“To obtain a permit,” he replies, “one must visit the dark forest on the 3rd moon after winter’s end, clothed in a robe of a thousand threads. Carry in your right hand a vial of virgin’s blood, mix with 2 drops of unicorn sperm and a pinch of fairy dust.”
No, not really. This is how you apply. The application must be completed beforehand. It may be done online, but payment has to be via post
or stork delivery system.
I asked the guard if he’ll leave for lunch or a drink soon. Or toilet, or to feed his cat. He wasn’t. (Not that we would trespass in his absence. Brr. Because, good girls don’t trespass. Also, google “Cameron Highlands”, “hiker” and “missing”)
Remember the lemons and lemonade? Screw that, I’m having a beer to drown the disappointment.
No, I’m serious. We lugged beer cans uphill to sip amongst the sea of moss-laden vegetation.
And it was good.
Other Tourist-y Activities: Boh Tea Plantation, Cactus Farm, Strawberries and Others
It’s Cameron Highlands, so obviously one must indulge every tourist-y activity.
We visit the Boh Tea Plantation. Greeting us is a terrain full of tea leaves, dotted by moving dots (people).
We buy tea, take pictures of greenery, and fawn over this giant tea pot:
But the fun was in the tea factory tour.
The tour present to us various stages of
ex-boyfriend tea leaves processing: withering, rolling, fermentation, drying, sorting, tea tasting and storage.
Check out relevant boards below for the 2nd and 4th stage (rolling and drying):
Don’t look at me. All I did was take pictures of the board. It does make complete sense.
And then we grace the cactus farm to purchase a security system. Fun fact, cactus make excellent security systems.
Just kidding, they are actually for terrariums.
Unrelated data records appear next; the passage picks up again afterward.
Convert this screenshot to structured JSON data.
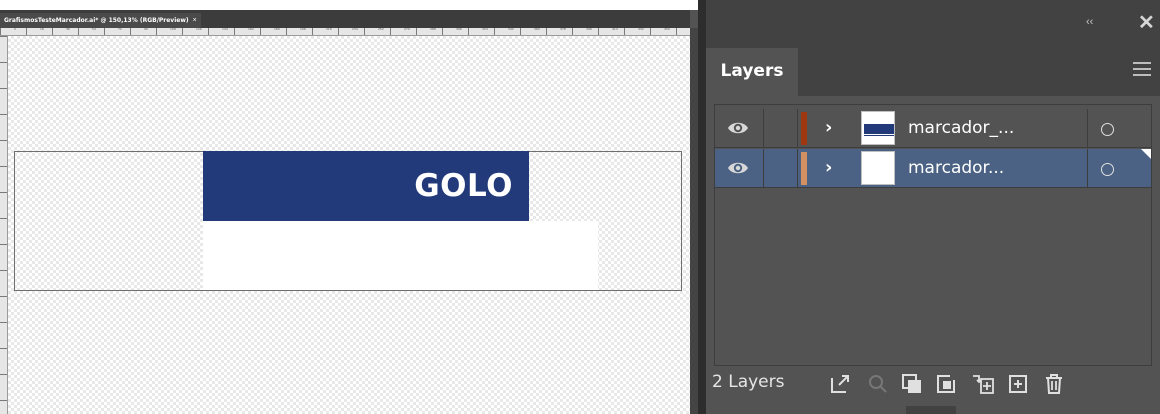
{
  "document": {
    "tab_title": "GrafismosTesteMarcador.ai* @ 150,13% (RGB/Preview)",
    "tab_close": "×",
    "ruler_marks": [
      "0",
      "18",
      "36",
      "54",
      "72",
      "90",
      "108",
      "126",
      "144",
      "162",
      "180",
      "198",
      "216",
      "234",
      "252",
      "270",
      "288",
      "306",
      "324",
      "342",
      "360",
      "378",
      "396",
      "414",
      "432",
      "450"
    ],
    "artwork": {
      "banner_text": "GOLO",
      "banner_color": "#223a7a"
    }
  },
  "panel": {
    "collapse_glyph": "‹‹",
    "close_glyph": "✕",
    "tab_label": "Layers",
    "layers": [
      {
        "name": "marcador_...",
        "color": "#a0380f",
        "thumbnail": "banner"
      },
      {
        "name": "marcador...",
        "color": "#d39060",
        "thumbnail": "blank"
      }
    ],
    "footer": {
      "count_label": "2 Layers",
      "buttons": [
        "export-icon",
        "locate-object-icon",
        "clipping-mask-icon",
        "new-sublayer-icon",
        "collect-in-new-layer-icon",
        "new-layer-icon",
        "trash-icon"
      ]
    }
  },
  "colors": {
    "selection": "#4b6284",
    "panel_bg": "#535353"
  }
}
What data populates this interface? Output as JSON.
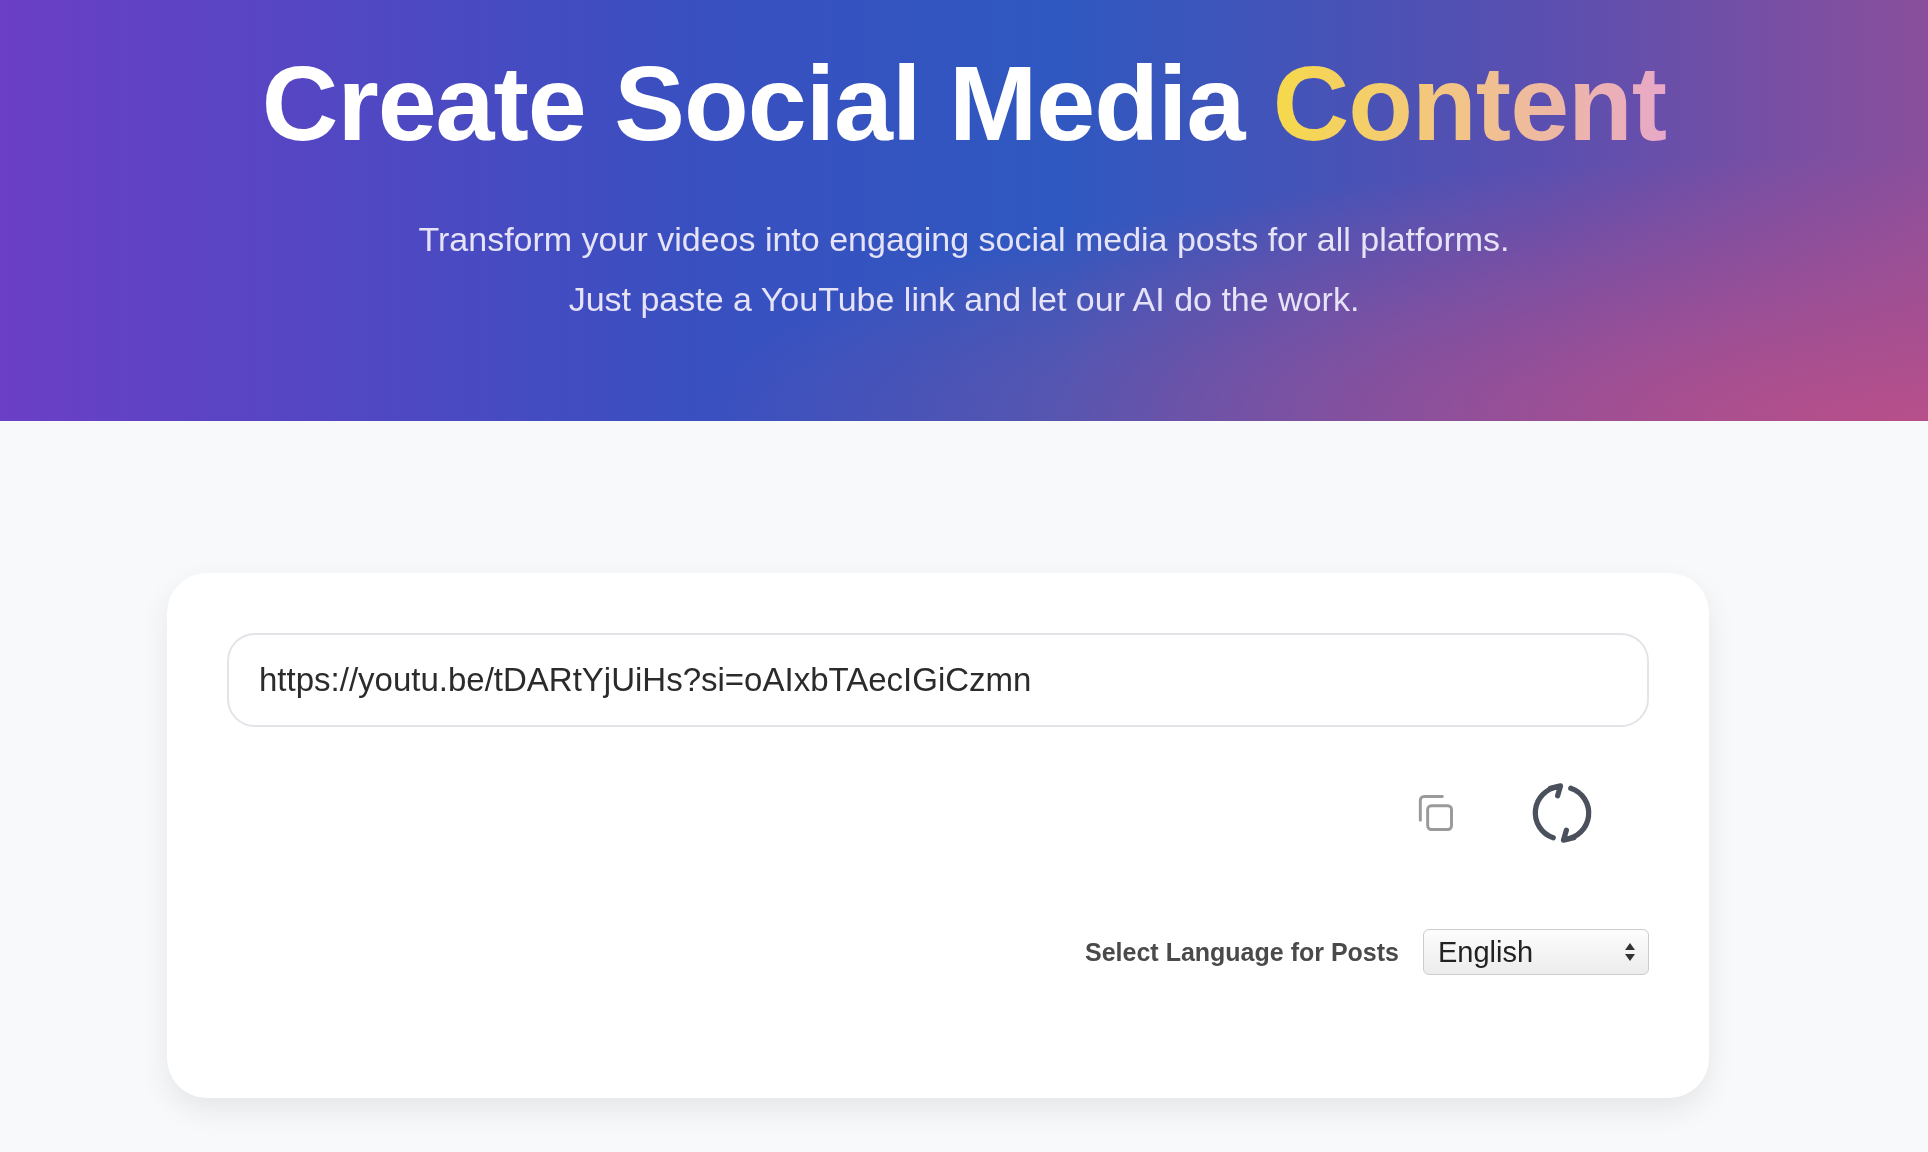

Speaking of terrariums, here’s a bundle of material she compiled en-route from the Mossy Forest:
Last but not least, here’s a cute picture of a strawberry pussy cat: